● Exercise prompt:
Please give the entries again in full and exactly, without any picture.

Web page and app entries

BEGIN

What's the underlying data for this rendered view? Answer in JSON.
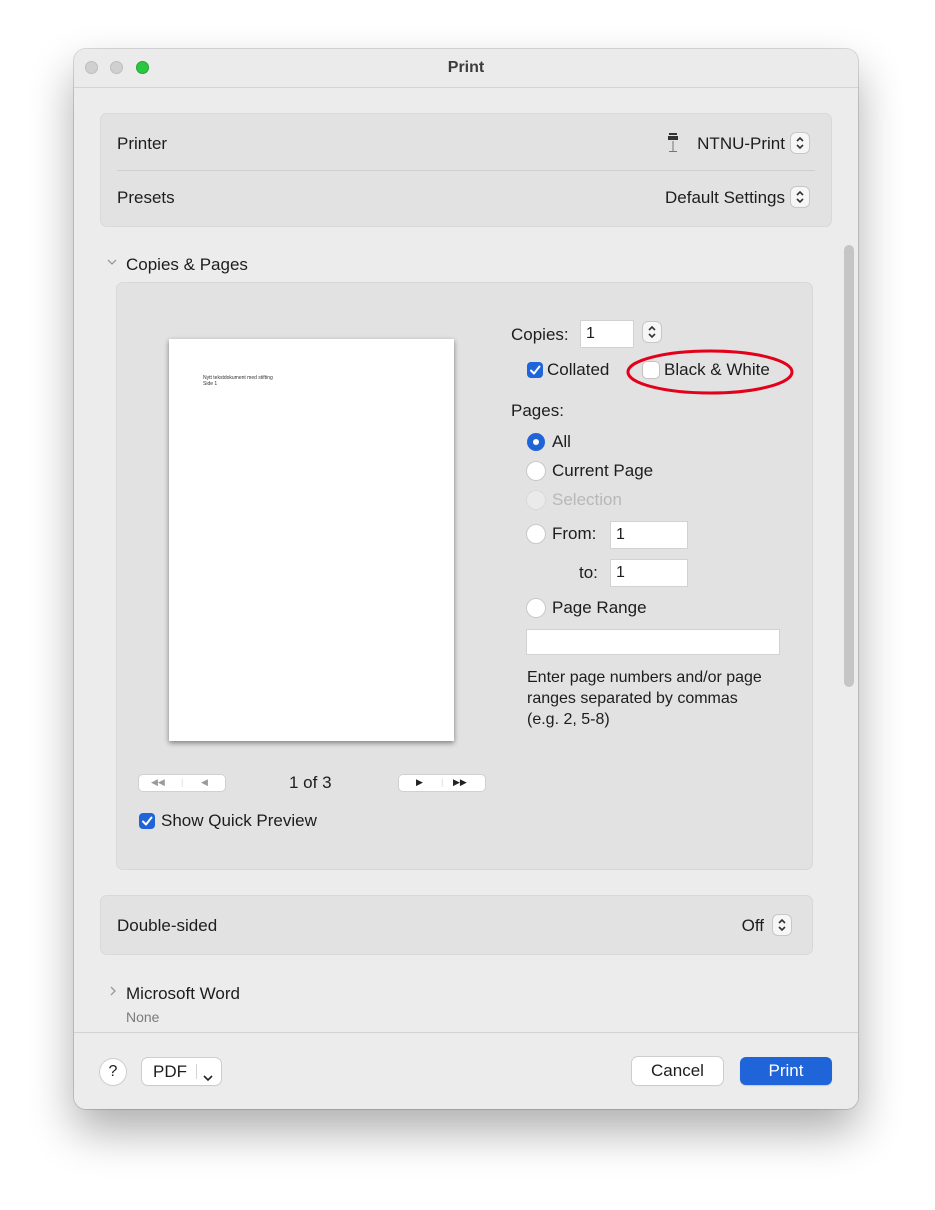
{
  "window": {
    "title": "Print"
  },
  "printer": {
    "label": "Printer",
    "value": "NTNU-Print",
    "icon": "printer-icon"
  },
  "presets": {
    "label": "Presets",
    "value": "Default Settings"
  },
  "copies_pages": {
    "section_title": "Copies & Pages",
    "preview": {
      "text_line1": "Nytt tekstdokument med stifting",
      "text_line2": "Side 1",
      "page_indicator": "1 of 3"
    },
    "show_quick_preview": {
      "label": "Show Quick Preview",
      "checked": true
    },
    "copies": {
      "label": "Copies:",
      "value": "1"
    },
    "collated": {
      "label": "Collated",
      "checked": true
    },
    "black_white": {
      "label": "Black & White",
      "checked": false,
      "highlight_color": "#e3001b"
    },
    "pages": {
      "label": "Pages:",
      "all": "All",
      "current_page": "Current Page",
      "selection": "Selection",
      "from_label": "From:",
      "from_value": "1",
      "to_label": "to:",
      "to_value": "1",
      "page_range": "Page Range",
      "page_range_value": "",
      "hint": "Enter page numbers and/or page ranges separated by commas (e.g. 2, 5-8)"
    }
  },
  "double_sided": {
    "label": "Double-sided",
    "value": "Off"
  },
  "microsoft_word": {
    "title": "Microsoft Word",
    "subtitle": "None"
  },
  "footer": {
    "help": "?",
    "pdf": "PDF",
    "cancel": "Cancel",
    "print": "Print"
  },
  "colors": {
    "accent": "#1f64d8",
    "window_bg": "#ececec"
  }
}
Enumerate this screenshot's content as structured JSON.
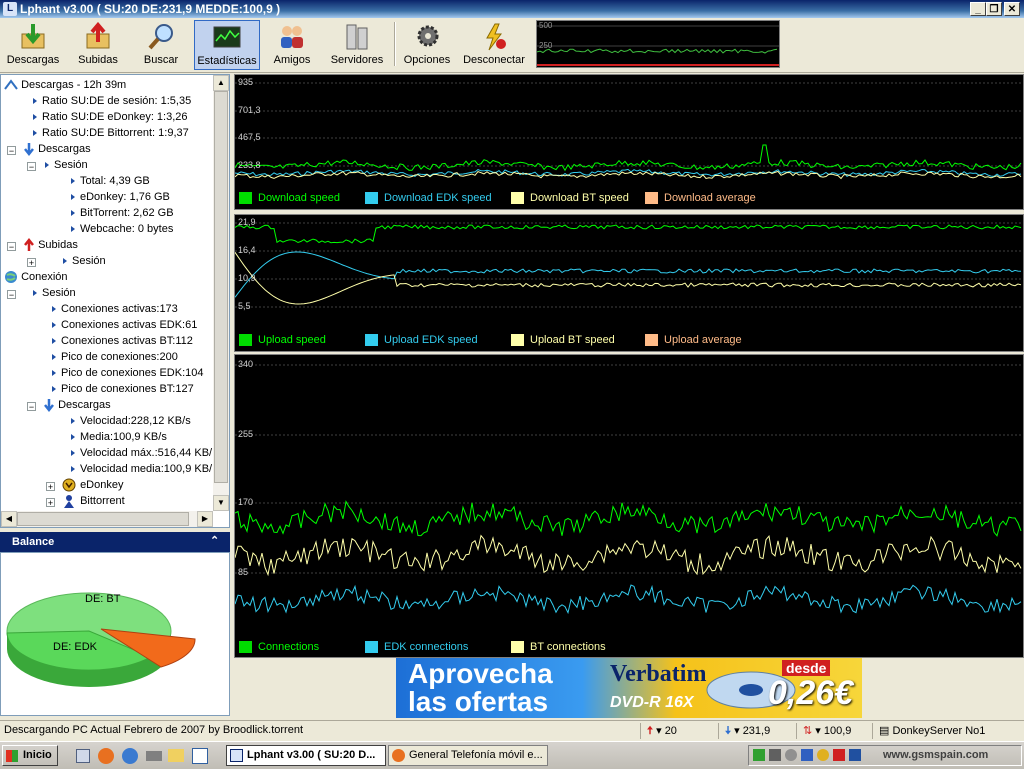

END

● Exercise result:
What's the underlying data for this rendered view? Answer in JSON.
{
  "window": {
    "title": "Print"
  },
  "printer": {
    "label": "Printer",
    "value": "NTNU-Print",
    "icon": "printer-icon"
  },
  "presets": {
    "label": "Presets",
    "value": "Default Settings"
  },
  "copies_pages": {
    "section_title": "Copies & Pages",
    "preview": {
      "text_line1": "Nytt tekstdokument med stifting",
      "text_line2": "Side 1",
      "page_indicator": "1 of 3"
    },
    "show_quick_preview": {
      "label": "Show Quick Preview",
      "checked": true
    },
    "copies": {
      "label": "Copies:",
      "value": "1"
    },
    "collated": {
      "label": "Collated",
      "checked": true
    },
    "black_white": {
      "label": "Black & White",
      "checked": false,
      "highlight_color": "#e3001b"
    },
    "pages": {
      "label": "Pages:",
      "all": "All",
      "current_page": "Current Page",
      "selection": "Selection",
      "from_label": "From:",
      "from_value": "1",
      "to_label": "to:",
      "to_value": "1",
      "page_range": "Page Range",
      "page_range_value": "",
      "hint": "Enter page numbers and/or page ranges separated by commas (e.g. 2, 5-8)"
    }
  },
  "double_sided": {
    "label": "Double-sided",
    "value": "Off"
  },
  "microsoft_word": {
    "title": "Microsoft Word",
    "subtitle": "None"
  },
  "footer": {
    "help": "?",
    "pdf": "PDF",
    "cancel": "Cancel",
    "print": "Print"
  },
  "colors": {
    "accent": "#1f64d8",
    "window_bg": "#ececec"
  }
}
Enumerate this screenshot's content as structured JSON.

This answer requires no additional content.